If you know someone who wears a cochlear implant, you know what a difference it makes in their quality of life. Yet, research by prof. Huggy Rao of Stanford Business School shows that adoption of the technology was appallingly slow due to cultural resistance:
[…] the deaf rights movement slowed adoption of the cochlear implant—thought of by its makers as a cure for deafness because children who used it could more easily acquire language skills—by painting it as an innovation that presaged the loss of sign language and the destruction of the deaf community. In France, for example, a deaf coalition called Sourds en Colère (Deaf Anger) organized demonstrations against doctors who promoted cochlear implants […] [Deaf rights groups] used unconventional techniques—such as performing mime skits depicting French doctors performing operations on blood-covered children—to arouse public interest.
Media pundits and financial commentators debate whether we are merely in a recession or in a Depression, one of those with a capital D. The debate will go on for a while; yet, how could we ever believe our generation would never get one of the big ones, or more?
I remember oil shocks and terrorism in the 1970s, and the uncertainty and fear of the Years of Lead. Our family moved to Munich just after the Black September massacre; the kidnapping of Aldo Moro by the Red Brigades is still a vivid personal memory, strongly intertwined with our family history. Before that, my father had been a child during World War II, and I cannot ever shake the belief that his savings habits and his frugality were drilled into him and his five siblings as a result of wartime restrictions. My grandparents lived through World War I; a military cemetery not far from where where we used to vacation during my childhood holds the spoils of 54,000 soldiers, most of them unidentified, from that senseless carnage.

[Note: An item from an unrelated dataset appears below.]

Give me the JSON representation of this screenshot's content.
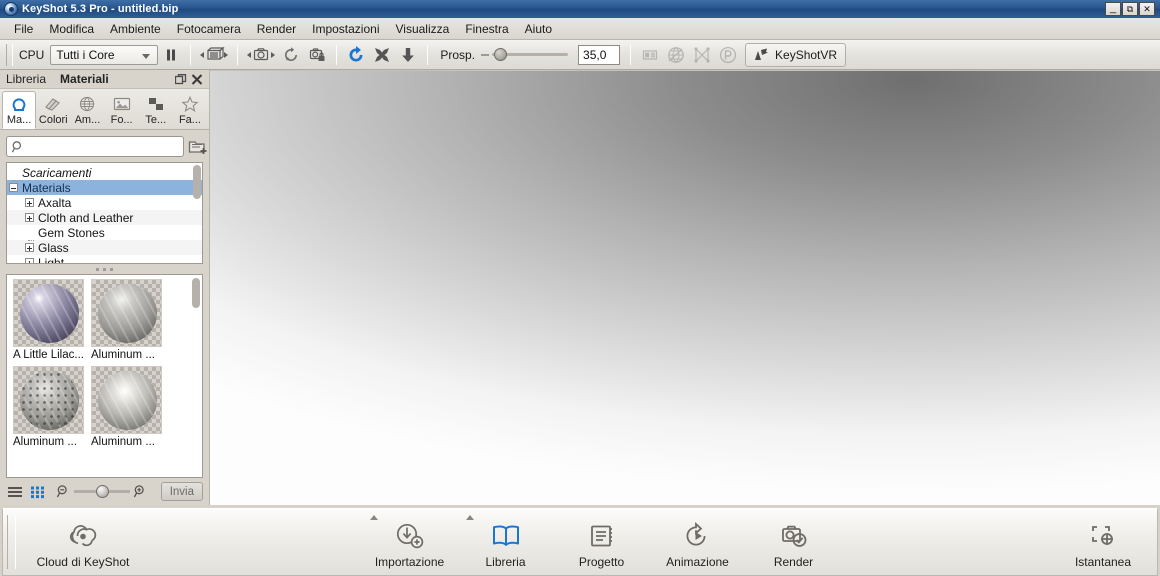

Yet, stereotypically, I also think that what doesn’t kill you makes you stronger. And the strongest of us will be those who have battled personal adversity in addition to economic and social crisis. America’s new likely Secretary of State did not take to the bottle after her husband’s infidelity and lies became a matter of public record. Yahoo’s new CEO didn’t stay in a hospital bed very long as she was fighting breast cancer.
Not that I wish you, my dear readers, any of those events. But should they happen (and bad things often do, so make sure you have friends to fall back on), I wish you the personal resilience to fight through them and come out a winner.
As a matter of fact, it doesn’t.
Here is Carme Chacón, Spanish defense minister, in a supremely elegant suit by Spanish designer Purificación García, presiding over the troops’ Pascua Militar parade on January 6th (photo: EFE). The suit had been previously vetted by officials in charge of royal protocol, yet Chacón was criticized (mostly by men, obviously) for not wearing a dress.
Women across the political spectrum defended Chacón’s untraditional choice. Esperanza Aguirre, a leading member of the opposition, said: “Como mujer que se dedica a la política, me indigna que sea motivo de discusión lo que nos ponemos, cómo nos peinamos y cómo nos cortamos el pelo, eso no pasa con los hombres.” Minister of Equality Bibiana Aído said: “No se nos ocurriría comentar la indumentaria de un hombre.”